A scale of one to 2020
If the short term is currently looking suspiciously bullish, many in the industry are trying to parse the longer-term impact of the pandemic and here the outlook gets hazy.
Having proved that they can effectively operate for extended periods remotely, major City law firms are gingerly prodding staff back into their prime London offices. During the second week of September, many firms were reporting 10%-20% of staff back in their City offices amid expectations that this would progressively ramp up through October. There are obvious medium-term limits on that with social distancing measures limiting capacity and major firms are increasingly settling on the notion that staff can work remotely for 30%-40% even when normality returns, a big shift for the industry.
But the long-term impact of prolonged remote working on law firms remains a matter for debate amid unease that the glue holding these firms together will weaken over time; as one Magic Circle veteran concedes, there is ‘zero client demand’ for lawyers to get back into their offices, the fear is that the fabric of firms will fray without some return to office life. Already recruiters have shifted to making senior placements remotely – a process that moves far more quickly than luring people out of offices for meetings – while there are growing fears about the impact on training and development of junior staff. ‘The longer-term question is if remote working erodes the bonds of loyalty,’ observes one consultant. ‘It’s not happened yet but can that sustain in a semi-normal market?’
The length of corporate leases obviously curbs firms’ ability to drastically cut or rethink office space in the short term. But while this radical shift to different ways of working has exposed many of the weaknesses of traditional office life, it has done little to resolve new problems inherent in the era of constant Zoom demand. We remain a long way from a new settlement for the post-Covid-19 workplace.

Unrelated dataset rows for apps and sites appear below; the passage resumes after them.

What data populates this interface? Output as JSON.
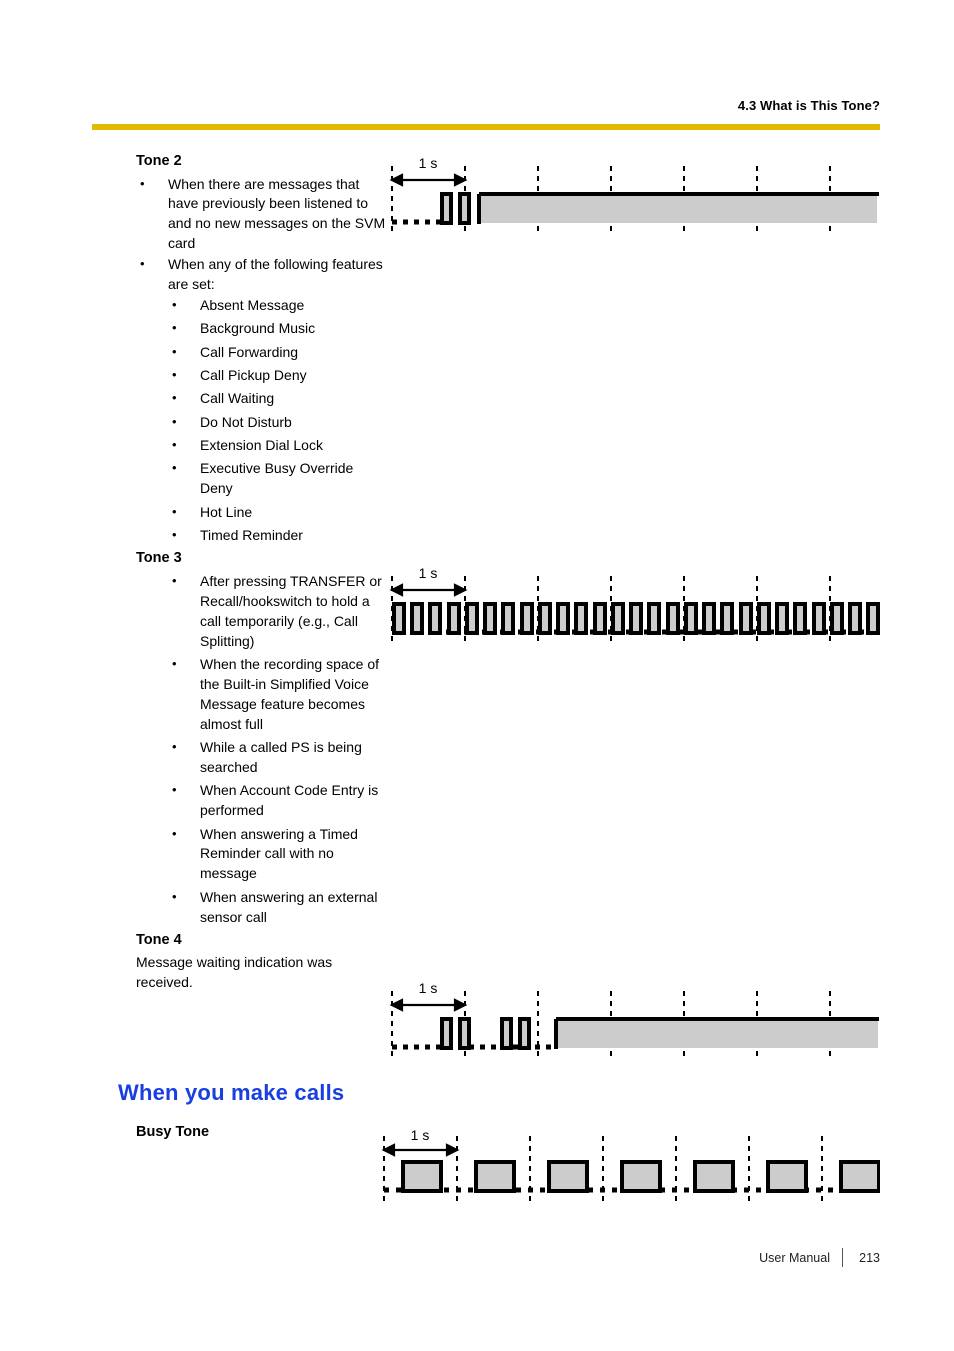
{
  "header": {
    "section_title": "4.3 What is This Tone?",
    "rule_color": "#e3b900"
  },
  "sections": [
    {
      "title": "Tone 2",
      "bullets": [
        "When there are messages that have previously been listened to and no new messages on the SVM card",
        "When any of the following features are set:"
      ],
      "sub_bullets": [
        "Absent Message",
        "Background Music",
        "Call Forwarding",
        "Call Pickup Deny",
        "Call Waiting",
        "Do Not Disturb",
        "Extension Dial Lock",
        "Executive Busy Override Deny",
        "Hot Line",
        "Timed Reminder"
      ]
    },
    {
      "title": "Tone 3",
      "bullets": [
        "After pressing TRANSFER or Recall/hookswitch to hold a call temporarily (e.g., Call Splitting)",
        "When the recording space of the Built-in Simplified Voice Message feature becomes almost full",
        "While a called PS is being searched",
        "When Account Code Entry is performed",
        "When answering a Timed Reminder call with no message",
        "When answering an external sensor call"
      ]
    },
    {
      "title": "Tone 4",
      "paragraph": "Message waiting indication was received."
    }
  ],
  "make_calls": {
    "heading": "When you make calls",
    "heading_color": "#1a3fe0",
    "busy_tone_title": "Busy Tone"
  },
  "diagrams": {
    "scale_label": "1 s",
    "grid_color": "#000000",
    "fill_color": "#cccccc",
    "stroke_color": "#000000",
    "tone2": {
      "name": "tone-2-waveform",
      "description": "two short pulses then continuous tone",
      "seconds_span": 6.4
    },
    "tone3": {
      "name": "tone-3-waveform",
      "description": "continuous repeating short pulse train",
      "seconds_span": 6.4
    },
    "tone4": {
      "name": "tone-4-waveform",
      "description": "two pulse pairs then continuous tone",
      "seconds_span": 6.4
    },
    "busy": {
      "name": "busy-tone-waveform",
      "description": "repeating half-second on, half-second off pulses",
      "seconds_span": 6.4
    }
  },
  "footer": {
    "label": "User Manual",
    "page": "213"
  }
}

There has also been much focus on the impact of the crisis on innovation and technology in the legal sphere, and here things look predictably incremental. The crisis has certainly strengthened the hand of legal technologists, with one senior partner expressing common sentiments: ‘The IT team members have been heroes.’ But accelerating the adoption of processes already being put in place has not extended to driving broader business model changes.
Notes one head of a top 30-UK firm: ‘The pandemic has been more about the pace of change rather than leading to new change, which is a positive thing. We thought of Brexit as an event and it turned out that it was a process. Covid-19 is the same.’
On the subject of Brexit, many firms are grudgingly planning for a hard exit and feel they can handle it. Quips one senior partner: ‘Brexit doesn’t feel good but all this has put it in perspective.’
If this outlook of stability looks remarkably peachy for partners, there is more cause for angst further down the pecking order. Leading firms are generally intent on avoiding banking crisis-style cuts but a looming issue is tanking associate attrition, which is ‘down to zero’ in the words of one senior partner. Given that law firms recruit fee earners three years in advance, this will cause major serious issues if the labour market doesn’t soon loosen up for junior lawyers, likely leading to a run of tougher performance management exits. It is also the junior lawyers and business services staff that have suffered the brunt of the uncertainty and the negative impact on their development through the crisis. Some of the more thoughtful law firm leaders are already fretting about the mental health impact on teams, amid fears that rising infection rates could lead to another lockdown.
None of which alters the growing realisation that the profession has emerged relatively unscathed by the hurricane that has hit so much else of the UK and global economy. As one law firm leader sums up, ‘We keep pinching ourselves.’